Monro increased earnings per share by an impressive 11% over the last twelve months. And its annual EPS growth rate over 5 years is 4.8%. With that performance, you might expect an above average P/E ratio.

Remember: P/E Ratios Don't Consider The Balance Sheet

One drawback of using a P/E ratio is that it considers market capitalization, but not the balance sheet. In other words, it does not consider any debt or cash that the company may have on the balance sheet. Theoretically, a business can improve its earnings (and produce a lower P/E in the future) by investing in growth. That means taking on debt (or spending its cash).

While growth expenditure doesn't always pay off, the point is that it is a good option to have; but one that the P/E ratio ignores.

Is Debt Impacting Monro's P/E?

Monro's net debt is 6.9% of its market cap. The market might award it a higher P/E ratio if it had net cash, but its unlikely this low level of net borrowing is having a big impact on the P/E multiple.

The Verdict On Monro's P/E Ratio

Monro's P/E is 29.6 which is above average (18.6) in its market.
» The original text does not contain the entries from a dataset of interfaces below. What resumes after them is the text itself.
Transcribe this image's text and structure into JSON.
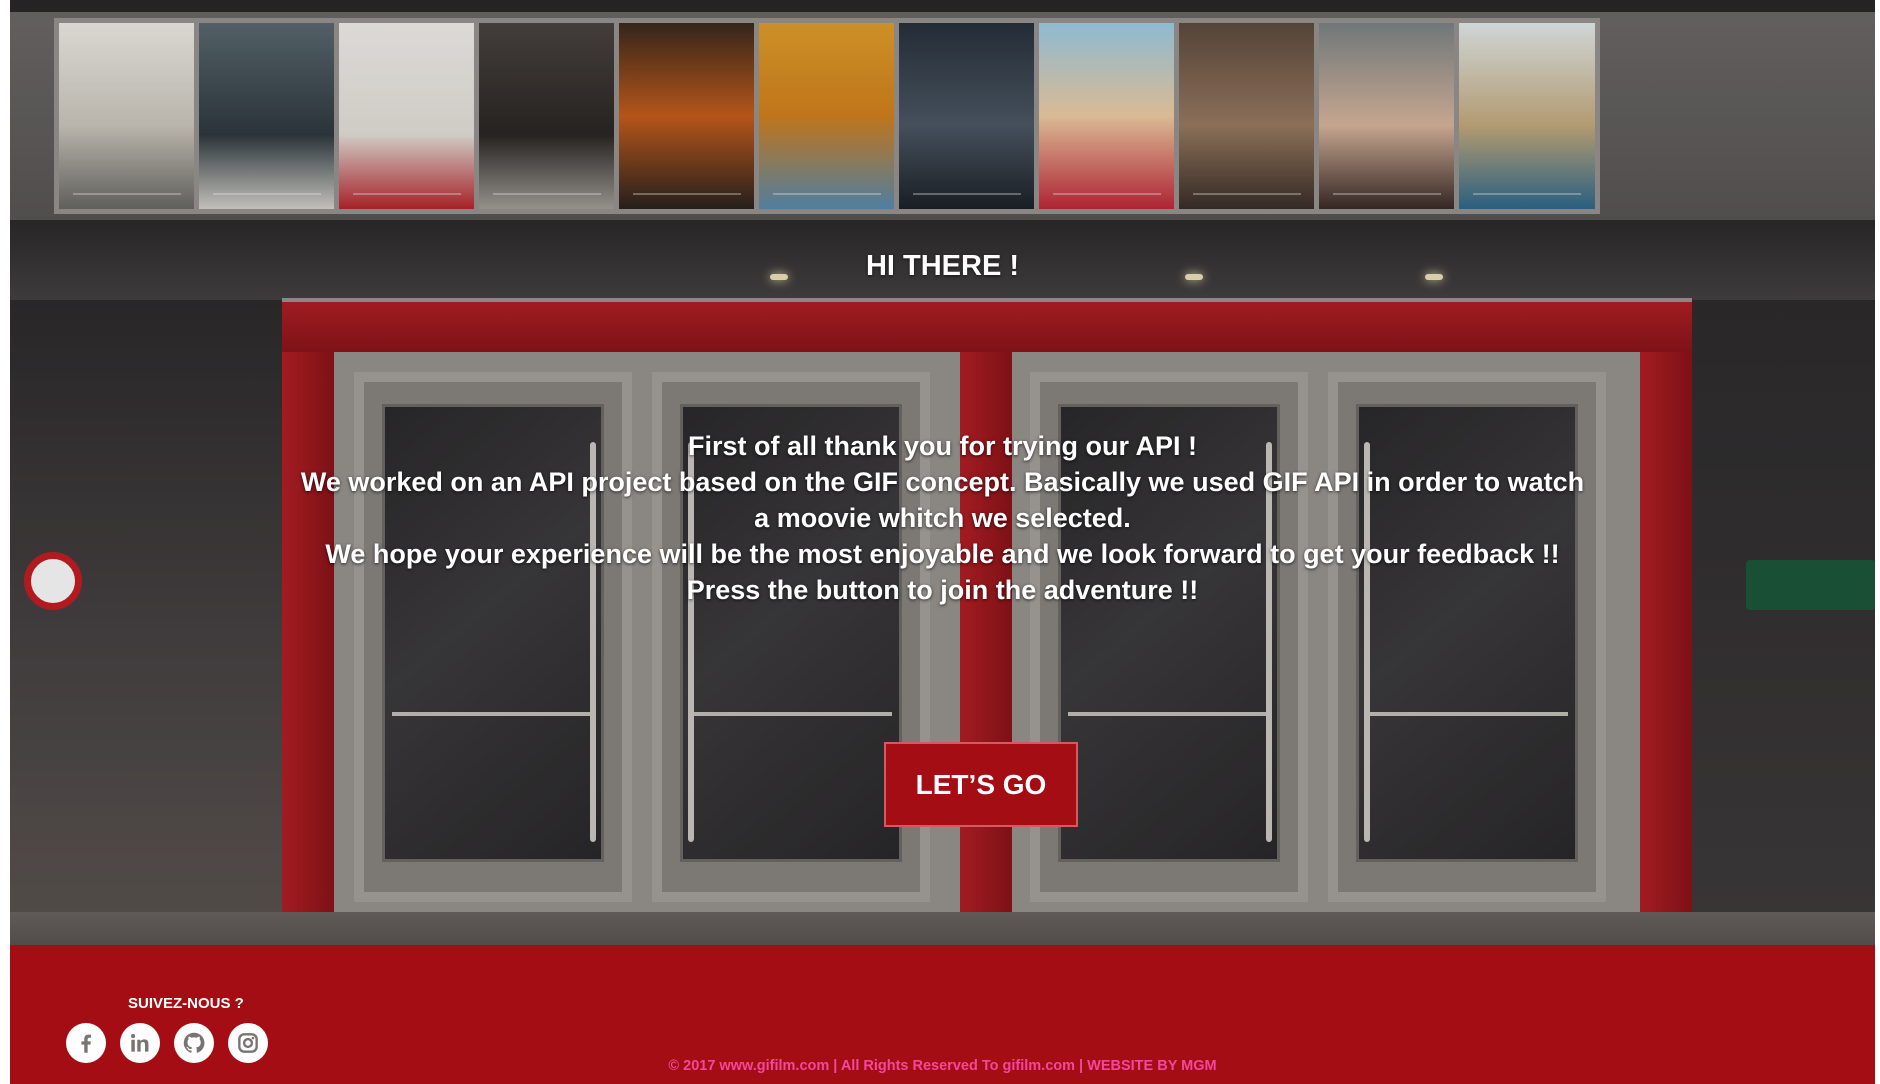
{
  "hero": {
    "greeting": "HI THERE !",
    "intro_lines": [
      "First of all thank you for trying our API !",
      "We worked on an API project based on the GIF concept. Basically we used GIF API in order to watch",
      "a moovie whitch we selected.",
      "We hope your experience will be the most enjoyable and we look forward to get your feedback !!",
      "Press the button to join the adventure !!"
    ],
    "cta_label": "LET’S GO"
  },
  "footer": {
    "follow_label": "SUIVEZ-NOUS ?",
    "socials": [
      {
        "name": "facebook-icon",
        "glyph": "f"
      },
      {
        "name": "linkedin-icon",
        "glyph": "in"
      },
      {
        "name": "github-icon",
        "glyph": ""
      },
      {
        "name": "instagram-icon",
        "glyph": ""
      }
    ],
    "copyright": "© 2017 www.gifilm.com | All Rights Reserved To gifilm.com | WEBSITE BY MGM"
  },
  "colors": {
    "brand_red": "#a50d14",
    "copyright_pink": "#f2489b",
    "text_white": "#ffffff"
  }
}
Its debt levels do not imperil its balance sheet and it is growing EPS strongly. Therefore, it's not particularly surprising that it has a above average P/E ratio.
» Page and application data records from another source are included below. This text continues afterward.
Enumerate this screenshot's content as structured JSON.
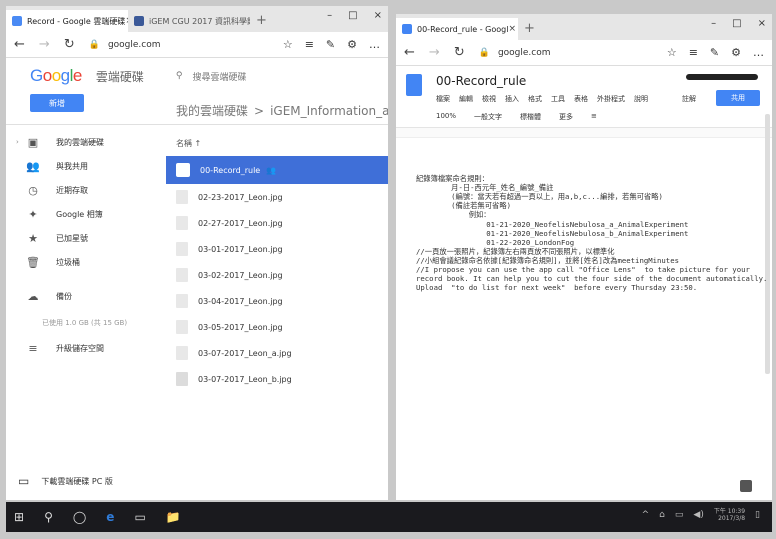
{
  "left_window": {
    "tabs": [
      {
        "label": "Record - Google 雲端硬碟",
        "close": "×"
      },
      {
        "label": "iGEM CGU 2017 資訊科學館",
        "close": ""
      }
    ],
    "new_tab": "+",
    "controls": [
      "–",
      "□",
      "×"
    ],
    "address": {
      "back": "←",
      "forward": "→",
      "refresh": "↻",
      "lock": "🔒",
      "url": "google.com",
      "tools": [
        "☆",
        "≡",
        "✎",
        "⚙",
        "…"
      ]
    },
    "drive": {
      "product": "雲端硬碟",
      "search_placeholder": "搜尋雲端硬碟",
      "new_button": "新增",
      "breadcrumb_root": "我的雲端硬碟",
      "breadcrumb_sep": ">",
      "breadcrumb_current": "iGEM_Information_and_Sim",
      "sidebar": [
        {
          "icon": "▣",
          "label": "我的雲端硬碟",
          "chevron": "›"
        },
        {
          "icon": "👥",
          "label": "與我共用",
          "chevron": ""
        },
        {
          "icon": "◷",
          "label": "近期存取",
          "chevron": ""
        },
        {
          "icon": "✦",
          "label": "Google 相簿",
          "chevron": ""
        },
        {
          "icon": "★",
          "label": "已加星號",
          "chevron": ""
        },
        {
          "icon": "🗑",
          "label": "垃圾桶",
          "chevron": ""
        },
        {
          "icon": "☁",
          "label": "備份",
          "chevron": ""
        }
      ],
      "storage_text": "已使用 1.0 GB (共 15 GB)",
      "upgrade": {
        "icon": "≡",
        "label": "升級儲存空間"
      },
      "column_header": "名稱 ↑",
      "files": [
        {
          "name": "00-Record_rule",
          "selected": true,
          "shared": "👥"
        },
        {
          "name": "02-23-2017_Leon.jpg",
          "selected": false,
          "shared": ""
        },
        {
          "name": "02-27-2017_Leon.jpg",
          "selected": false,
          "shared": ""
        },
        {
          "name": "03-01-2017_Leon.jpg",
          "selected": false,
          "shared": ""
        },
        {
          "name": "03-02-2017_Leon.jpg",
          "selected": false,
          "shared": ""
        },
        {
          "name": "03-04-2017_Leon.jpg",
          "selected": false,
          "shared": ""
        },
        {
          "name": "03-05-2017_Leon.jpg",
          "selected": false,
          "shared": ""
        },
        {
          "name": "03-07-2017_Leon_a.jpg",
          "selected": false,
          "shared": ""
        },
        {
          "name": "03-07-2017_Leon_b.jpg",
          "selected": false,
          "shared": ""
        }
      ],
      "footer": {
        "icon": "▭",
        "label": "下載雲端硬碟 PC 版"
      }
    }
  },
  "right_window": {
    "tabs": [
      {
        "label": "00-Record_rule - Googl",
        "close": "×"
      }
    ],
    "new_tab": "+",
    "controls": [
      "–",
      "□",
      "×"
    ],
    "address": {
      "back": "←",
      "forward": "→",
      "refresh": "↻",
      "lock": "🔒",
      "url": "google.com",
      "tools": [
        "☆",
        "≡",
        "✎",
        "⚙",
        "…"
      ]
    },
    "docs": {
      "title": "00-Record_rule",
      "menus": [
        "檔案",
        "編輯",
        "檢視",
        "插入",
        "格式",
        "工具",
        "表格",
        "外掛程式",
        "說明"
      ],
      "meta": "註解",
      "share_button": "共用",
      "toolbar": [
        "100%",
        "一般文字",
        "標楷體",
        "更多",
        "≡"
      ],
      "content": [
        "紀錄簿檔案命名規則：",
        "",
        "        月-日-西元年_姓名_編號_備註",
        "        (編號：當天若有超過一頁以上，用a,b,c...編排，若無可省略)",
        "        (備註若無可省略)",
        "",
        "            例如：",
        "                01-21-2020_NeofelisNebulosa_a_AnimalExperiment",
        "                01-21-2020_NeofelisNebulosa_b_AnimalExperiment",
        "                01-22-2020_LondonFog",
        "",
        "//一頁放一張照片，紀錄簿左右兩頁放不同張照片，以標準化",
        "",
        "//小組會議紀錄命名依據[紀錄簿命名規則]，並將[姓名]改為meetingMinutes",
        "",
        "//I propose you can use the app call \"Office Lens\"  to take picture for your",
        "record book. It can help you to cut the four side of the document automatically.",
        "",
        "Upload  \"to do list for next week\"  before every Thursday 23:50."
      ]
    }
  },
  "taskbar": {
    "items": [
      "⊞",
      "⚲",
      "◯",
      "e",
      "▭",
      "📁"
    ],
    "tray": [
      "^",
      "⌂",
      "▭",
      "◀)",
      "▯"
    ],
    "clock": {
      "time": "下午 10:39",
      "date": "2017/3/8"
    }
  }
}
When the market is wrong about a stock, it gives savvy investors an opportunity. If the reality for a company is better than it expects, you can make money by buying and holding for the long term. So this free visualization of the analyst consensus on future earnings could help you make the right decision about whether to buy, sell, or hold.

Of course, you might find a fantastic investment by looking at a few good candidates. So take a peek at this free list of companies with modest (or no) debt, trading on a P/E below 20.

If you spot an error that warrants correction, please contact the editor at editorial-team@simplywallst.com. This article by Simply Wall St is general in nature. It does not constitute a recommendation to buy or sell any stock, and does not take account of your objectives, or your financial situation. Simply Wall St has no position in the stocks mentioned.

We aim to bring you long-term focused research analysis driven by fundamental data. Note that our analysis may not factor in the latest price-sensitive company announcements or qualitative material. Thank you for reading.